Rauma sawmill is a frontrunner and trailblazer where development work benefits the entire sawmill industry.
However, high-quality sawn timber is also produced with more traditional equipment.
Back at Renko, spruce sawn timber is produced on a bandsaw-bare chipper-rip saw line. Compared to Rauma, the sawline is slower, but offers premium quality, especially for the wide boards produced on it. Its excellent utilisation rate can be as high as 90 per cent, which is second to none.
“Metsä Fibre’s vision of industrial efficiency becomes reality at Renko sawmill,” says Mill Manager Lehtosalo.
Metsä Fibre is developing the efficiency of its sawmill operations as a whole, guided by the life-cycle plan prepared separately for each production unit.

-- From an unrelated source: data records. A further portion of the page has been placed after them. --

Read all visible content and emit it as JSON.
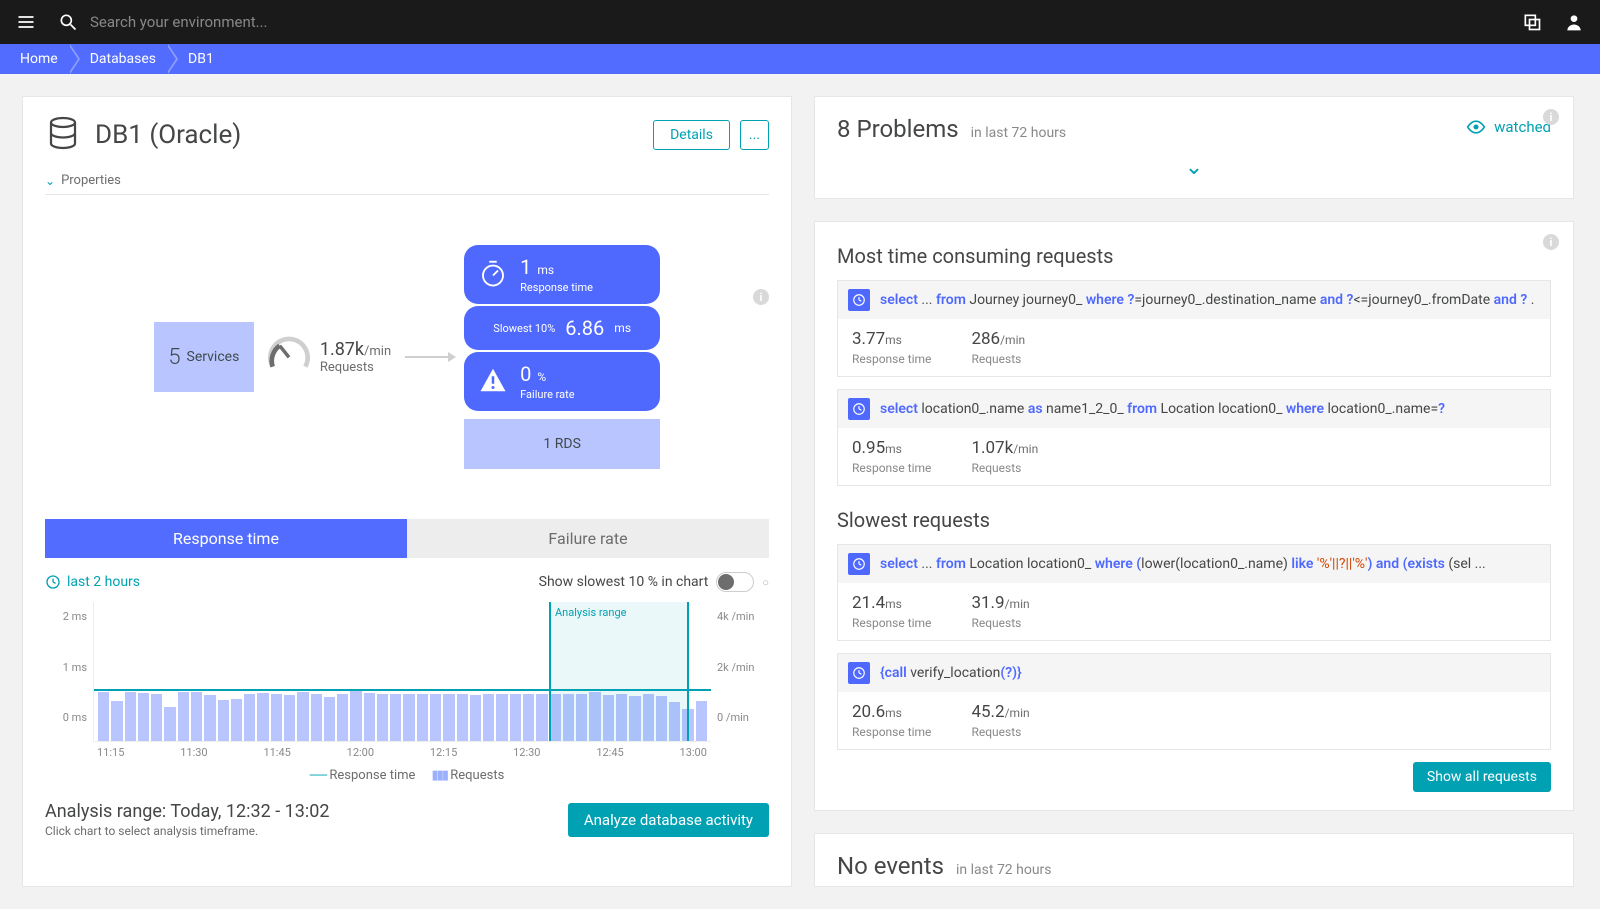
{
  "search_placeholder": "Search your environment...",
  "breadcrumb": [
    "Home",
    "Databases",
    "DB1"
  ],
  "db_title": "DB1 (Oracle)",
  "details_btn": "Details",
  "more_btn": "...",
  "properties_label": "Properties",
  "topology": {
    "services_count": "5",
    "services_label": "Services",
    "requests_val": "1.87k",
    "requests_unit": "/min",
    "requests_label": "Requests",
    "resp_val": "1",
    "resp_unit": "ms",
    "resp_label": "Response time",
    "slowest_prefix": "Slowest 10%",
    "slowest_val": "6.86",
    "slowest_unit": "ms",
    "fail_val": "0",
    "fail_unit": "%",
    "fail_label": "Failure rate",
    "rds_label": "1 RDS"
  },
  "tabs": {
    "response": "Response time",
    "failure": "Failure rate"
  },
  "last_hours": "last 2 hours",
  "slowest_toggle_label": "Show slowest 10 % in chart",
  "chart_data": {
    "type": "bar",
    "title": "",
    "x_ticks": [
      "11:15",
      "11:30",
      "11:45",
      "12:00",
      "12:15",
      "12:30",
      "12:45",
      "13:00"
    ],
    "y_left_ticks": [
      "2 ms",
      "1 ms",
      "0 ms"
    ],
    "y_right_ticks": [
      "4k /min",
      "2k /min",
      "0 /min"
    ],
    "ylim_left_ms": [
      0,
      2
    ],
    "ylim_right_per_min": [
      0,
      4000
    ],
    "analysis_range_label": "Analysis range",
    "legend": [
      "Response time",
      "Requests"
    ],
    "series": [
      {
        "name": "Requests",
        "kind": "bar",
        "unit": "/min",
        "values": [
          1980,
          1600,
          1960,
          1930,
          1900,
          1370,
          1970,
          1950,
          1850,
          1650,
          1700,
          1900,
          1940,
          1870,
          1830,
          1980,
          1880,
          1780,
          1870,
          1990,
          1940,
          1900,
          1880,
          1890,
          1900,
          1880,
          1870,
          1890,
          1860,
          1900,
          1900,
          1870,
          1900,
          1880,
          1870,
          1880,
          1900,
          1950,
          1860,
          1900,
          1800,
          1900,
          1800,
          1550,
          1270,
          1600
        ]
      },
      {
        "name": "Response time",
        "kind": "line",
        "unit": "ms",
        "values": [
          1,
          1,
          1,
          1,
          1,
          1,
          1,
          1,
          1,
          1,
          1,
          1,
          1,
          1,
          1,
          1,
          1,
          1,
          1,
          1,
          1,
          1,
          1,
          1,
          1,
          1,
          1,
          1,
          1,
          1,
          1,
          1,
          1,
          1,
          1,
          1,
          1,
          1,
          1,
          1,
          1,
          1,
          1,
          1,
          1,
          1
        ]
      }
    ]
  },
  "analysis_range_text": "Analysis range: Today, 12:32 - 13:02",
  "analysis_hint": "Click chart to select analysis timeframe.",
  "analyze_btn": "Analyze database activity",
  "problems": {
    "count": "8 Problems",
    "sub": "in last 72 hours",
    "watched": "watched"
  },
  "requests": {
    "most_title": "Most time consuming requests",
    "slowest_title": "Slowest requests",
    "show_all": "Show all requests",
    "rt_label": "Response time",
    "rq_label": "Requests",
    "most": [
      {
        "sql_html": "<span class='kw'>select</span> <span class='txt'>...</span> <span class='kw'>from</span> <span class='txt'>Journey journey0_</span> <span class='kw'>where</span> <span class='kw'>?</span><span class='txt'>=journey0_.destination_name</span> <span class='kw'>and</span> <span class='kw'>?</span><span class='txt'>&lt;=journey0_.fromDate</span> <span class='kw'>and</span> <span class='kw'>?</span> <span class='txt'>.</span>",
        "rt_val": "3.77",
        "rt_unit": "ms",
        "rq_val": "286",
        "rq_unit": "/min"
      },
      {
        "sql_html": "<span class='kw'>select</span> <span class='txt'>location0_.name</span> <span class='kw'>as</span> <span class='txt'>name1_2_0_</span> <span class='kw'>from</span> <span class='txt'>Location location0_</span> <span class='kw'>where</span> <span class='txt'>location0_.name=</span><span class='kw'>?</span>",
        "rt_val": "0.95",
        "rt_unit": "ms",
        "rq_val": "1.07k",
        "rq_unit": "/min"
      }
    ],
    "slowest": [
      {
        "sql_html": "<span class='kw'>select</span> <span class='txt'>...</span> <span class='kw'>from</span> <span class='txt'>Location location0_</span> <span class='kw'>where</span> <span class='kw'>(</span><span class='txt'>lower(location0_.name)</span> <span class='kw'>like</span> <span class='str'>'%'||?||'%'</span><span class='kw'>)</span> <span class='kw'>and</span> <span class='kw'>(</span><span class='kw'>exists</span> <span class='txt'>(sel ...</span>",
        "rt_val": "21.4",
        "rt_unit": "ms",
        "rq_val": "31.9",
        "rq_unit": "/min"
      },
      {
        "sql_html": "<span class='kw'>{</span><span class='kw'>call</span> <span class='txt'>verify_location</span><span class='kw'>(</span><span class='kw'>?</span><span class='kw'>)</span><span class='kw'>}</span>",
        "rt_val": "20.6",
        "rt_unit": "ms",
        "rq_val": "45.2",
        "rq_unit": "/min"
      }
    ]
  },
  "events": {
    "title": "No events",
    "sub": "in last 72 hours"
  }
}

Rauma sawmill is the world’s most modern sawmill, and its development will benefit the whole sawmill industry.
At Metsä Fibre’s Lappeenranta sawmill another bundle of sawn timber moves from the kiln drying department to dry sorting. Next it will be graded and aligned at the ends before being packaged. Carrying the Metsä logo, the package is now ready for the world market.

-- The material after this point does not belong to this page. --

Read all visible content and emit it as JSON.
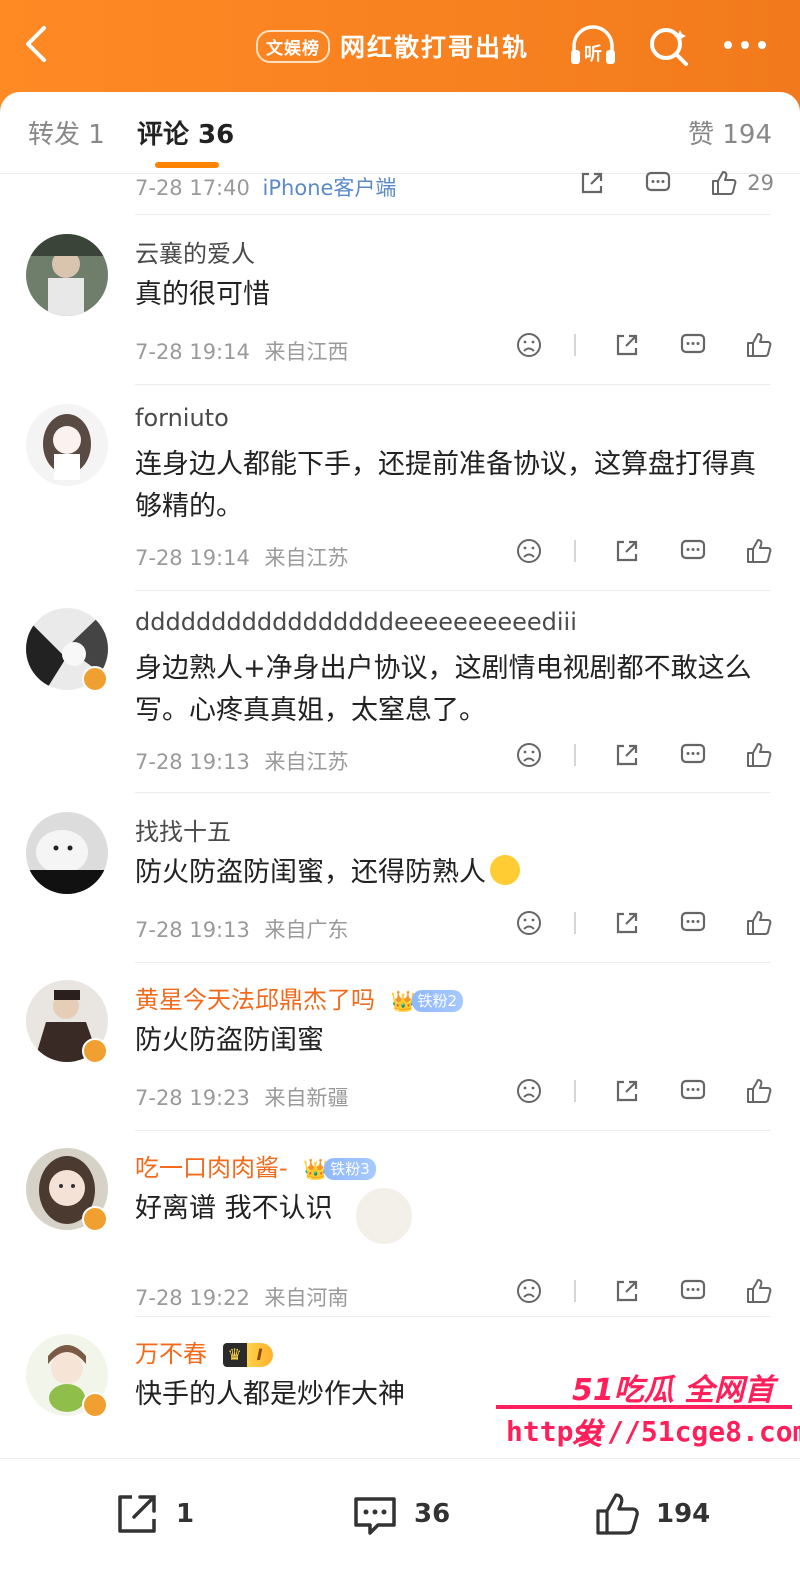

Pine sawmill produces close-grained heartwood for windows, doors, and log buildings, for carpentry work and for high-quality glulam solutions.
“70 per cent of our products are exported. Our main market areas are Europe, the Middle East, North Africa and the Far East,” says Anssi Meuronen, Mill Manager of Lappeenranta sawmill.

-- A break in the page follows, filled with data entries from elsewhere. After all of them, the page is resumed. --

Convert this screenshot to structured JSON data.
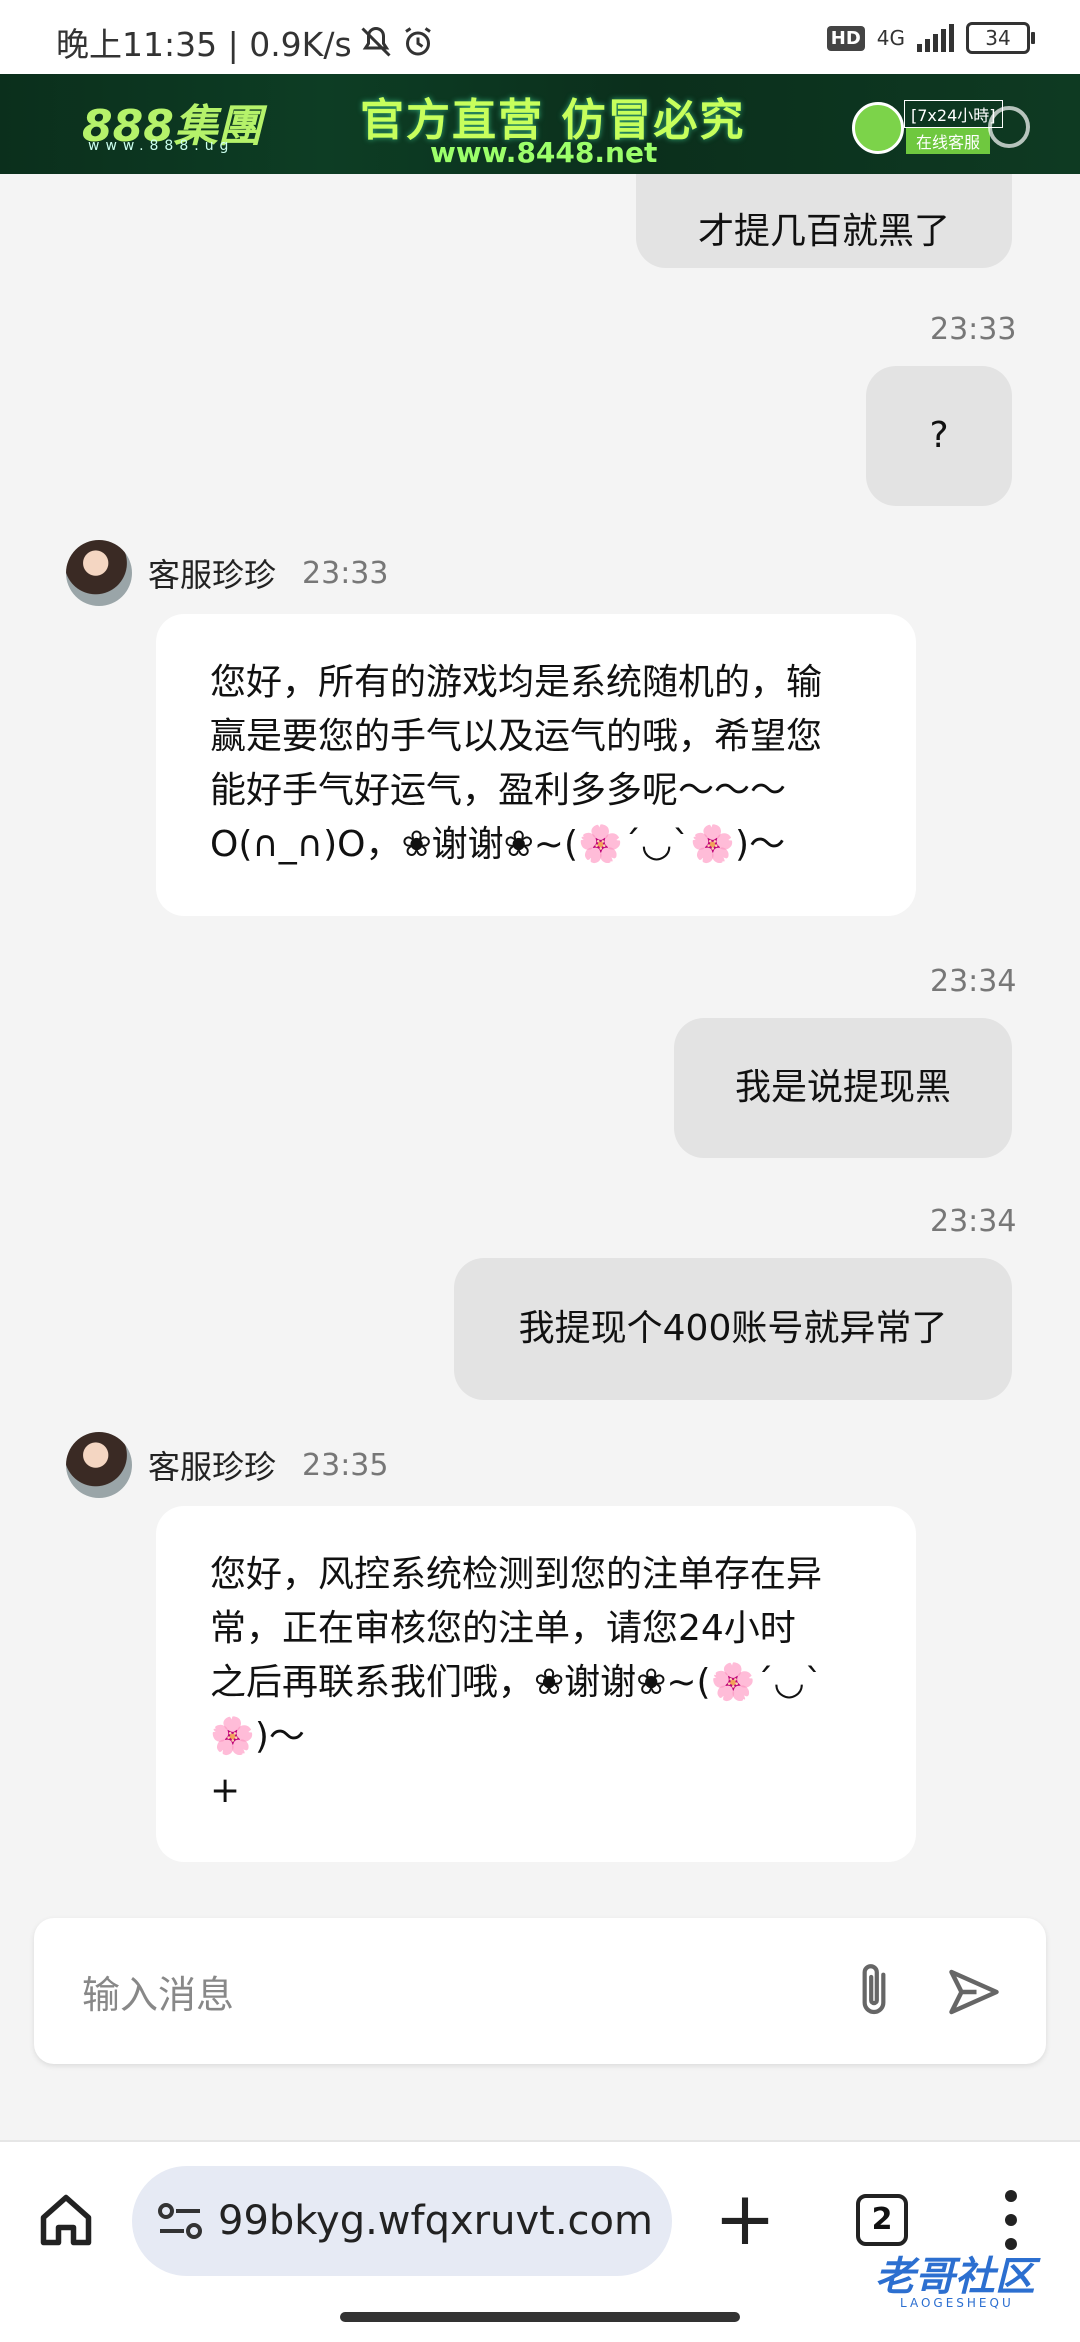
{
  "status_bar": {
    "time_text": "晚上11:35 | 0.9K/s",
    "hd_badge": "HD",
    "network": "4G",
    "battery": "34"
  },
  "banner": {
    "logo": "888集團",
    "logo_sub": "www.888.ug",
    "slogan": "官方直营 仿冒必究",
    "url": "www.8448.net",
    "service_hours": "[7x24小時]",
    "service_online": "在线客服"
  },
  "chat": {
    "messages": [
      {
        "sender": "me",
        "text": "才提几百就黑了"
      },
      {
        "sender": "me",
        "time": "23:33",
        "text": "?"
      },
      {
        "sender": "agent",
        "name": "客服珍珍",
        "time": "23:33",
        "lines": [
          "您好，所有的游戏均是系统随机的，输",
          "赢是要您的手气以及运气的哦，希望您",
          "能好手气好运气，盈利多多呢～～～",
          "O(∩_∩)O，❀谢谢❀~(🌸´◡`🌸)～"
        ]
      },
      {
        "sender": "me",
        "time": "23:34",
        "text": "我是说提现黑"
      },
      {
        "sender": "me",
        "time": "23:34",
        "text": "我提现个400账号就异常了"
      },
      {
        "sender": "agent",
        "name": "客服珍珍",
        "time": "23:35",
        "lines": [
          "您好，风控系统检测到您的注单存在异",
          "常，正在审核您的注单，请您24小时",
          "之后再联系我们哦，❀谢谢❀~(🌸´◡`",
          "🌸)～",
          "+"
        ]
      }
    ]
  },
  "input": {
    "placeholder": "输入消息",
    "attach_icon": "paperclip-icon",
    "send_icon": "send-icon"
  },
  "browser": {
    "url": "99bkyg.wfqxruvt.com",
    "tab_count": "2"
  },
  "watermark": {
    "text": "老哥社区",
    "sub": "LAOGESHEQU"
  }
}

It is important to customers that sawn timber orders are delivered as promised. With the help of its partner network, Metsä Fibre can efficiently optimise routes and, thanks to its volumes, it can invite competitive tenders for the routes to benefit customers.
Operations related to sea transports are centrally handled by Metsä Group’s service centre, which creates made-to-measure consignments and notifies the customer about their progress.
Logistics development is also important for the environment. The optimisation of transport chains, loading and routes supports Metsä Fibre’s goal of reducing the carbon footprint of transports.
Export deliveries from Lappeenranta sawmill leave via the Port of Hamina, the Port of Mussalo in Kotka, or the Port of Kaskinen. The most distant deliveries are to Japan, a voyage that takes six weeks.
Safety at work at Lappeenranta sawmill is world-class.
Merikarvia is a small municipality in the Satakunta region on the shore of the Bothnian Sea. The municipality of 3,000 inhabitants boasts a diverse economic structure. Local livelihoods come from metal and plastic products, agriculture, and fishing.
The municipality’s largest private employer is Metsä Fibre, which employs 74 wood processing professionals at its pine sawmill.
The Finnish sawmill industry has typically developed far from growth centres, close to forests and waterways. In many municipalities, residential areas have grown up around the sawmill. Its operations create other local businesses.
“In towns with a sawmill, everyone knows at least one person working at the sawmill, and many people enjoy long careers at the mill. Last year, we gave an award to someone who had worked for us for 45 years,” says Mikko Lintula, Mill Manager of Merikarvia sawmill.
Among the personnel, Metsä Fibre has a reputation for taking care of its employees. This may explain why the first stage of recruiting for Rauma sawmill attracted over 600 applications.
What role do employees play in the quality of sawn timber? This is something all the mill managers of Metsä Fibre’s sawmills agree on.
Even the most modern sawline cannot operate without people who anticipate the need for blade changes to ensure high quality and who know the customers’ processes and requirements. Their professional approach helped ensure that Lappeenranta sawmill had gone without a single accident for 700 days at the time of this interview.
No wonder, then, that all the mill managers, independently gave the same answer to the last question – “What is your greatest source of pride at the sawmill?”
“I am very proud of our good and professional employees.”
“My answer is: our employees. They stand for everything we do.”
* Source: Ministry of Agriculture and Forestry of Finland